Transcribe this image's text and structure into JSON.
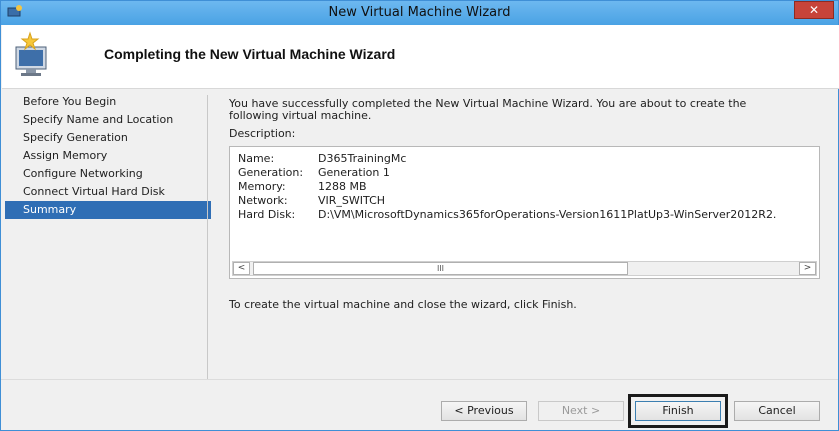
{
  "window": {
    "title": "New Virtual Machine Wizard",
    "close_label": "✕"
  },
  "header": {
    "title": "Completing the New Virtual Machine Wizard"
  },
  "nav": {
    "items": [
      {
        "label": "Before You Begin"
      },
      {
        "label": "Specify Name and Location"
      },
      {
        "label": "Specify Generation"
      },
      {
        "label": "Assign Memory"
      },
      {
        "label": "Configure Networking"
      },
      {
        "label": "Connect Virtual Hard Disk"
      },
      {
        "label": "Summary"
      }
    ],
    "active_index": 6
  },
  "content": {
    "intro_line1": "You have successfully completed the New Virtual Machine Wizard. You are about to create the",
    "intro_line2": "following virtual machine.",
    "description_label": "Description:",
    "summary": [
      {
        "key": "Name:",
        "value": "D365TrainingMc"
      },
      {
        "key": "Generation:",
        "value": "Generation 1"
      },
      {
        "key": "Memory:",
        "value": "1288 MB"
      },
      {
        "key": "Network:",
        "value": "VIR_SWITCH"
      },
      {
        "key": "Hard Disk:",
        "value": "D:\\VM\\MicrosoftDynamics365forOperations-Version1611PlatUp3-WinServer2012R2."
      }
    ],
    "scroll_left": "<",
    "scroll_right": ">",
    "scroll_thumb": "III",
    "finish_hint": "To create the virtual machine and close the wizard, click Finish."
  },
  "footer": {
    "previous_label": "< Previous",
    "next_label": "Next >",
    "finish_label": "Finish",
    "cancel_label": "Cancel"
  },
  "colors": {
    "titlebar": "#4aa2e4",
    "active_nav": "#2f6eb5",
    "close_button": "#c7443a"
  }
}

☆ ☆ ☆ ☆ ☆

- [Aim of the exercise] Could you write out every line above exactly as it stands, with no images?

- [Finished task]
Transcribe this image's text and structure into JSON.
{
  "window": {
    "title": "New Virtual Machine Wizard",
    "close_label": "✕"
  },
  "header": {
    "title": "Completing the New Virtual Machine Wizard"
  },
  "nav": {
    "items": [
      {
        "label": "Before You Begin"
      },
      {
        "label": "Specify Name and Location"
      },
      {
        "label": "Specify Generation"
      },
      {
        "label": "Assign Memory"
      },
      {
        "label": "Configure Networking"
      },
      {
        "label": "Connect Virtual Hard Disk"
      },
      {
        "label": "Summary"
      }
    ],
    "active_index": 6
  },
  "content": {
    "intro_line1": "You have successfully completed the New Virtual Machine Wizard. You are about to create the",
    "intro_line2": "following virtual machine.",
    "description_label": "Description:",
    "summary": [
      {
        "key": "Name:",
        "value": "D365TrainingMc"
      },
      {
        "key": "Generation:",
        "value": "Generation 1"
      },
      {
        "key": "Memory:",
        "value": "1288 MB"
      },
      {
        "key": "Network:",
        "value": "VIR_SWITCH"
      },
      {
        "key": "Hard Disk:",
        "value": "D:\\VM\\MicrosoftDynamics365forOperations-Version1611PlatUp3-WinServer2012R2."
      }
    ],
    "scroll_left": "<",
    "scroll_right": ">",
    "scroll_thumb": "III",
    "finish_hint": "To create the virtual machine and close the wizard, click Finish."
  },
  "footer": {
    "previous_label": "< Previous",
    "next_label": "Next >",
    "finish_label": "Finish",
    "cancel_label": "Cancel"
  },
  "colors": {
    "titlebar": "#4aa2e4",
    "active_nav": "#2f6eb5",
    "close_button": "#c7443a"
  }
}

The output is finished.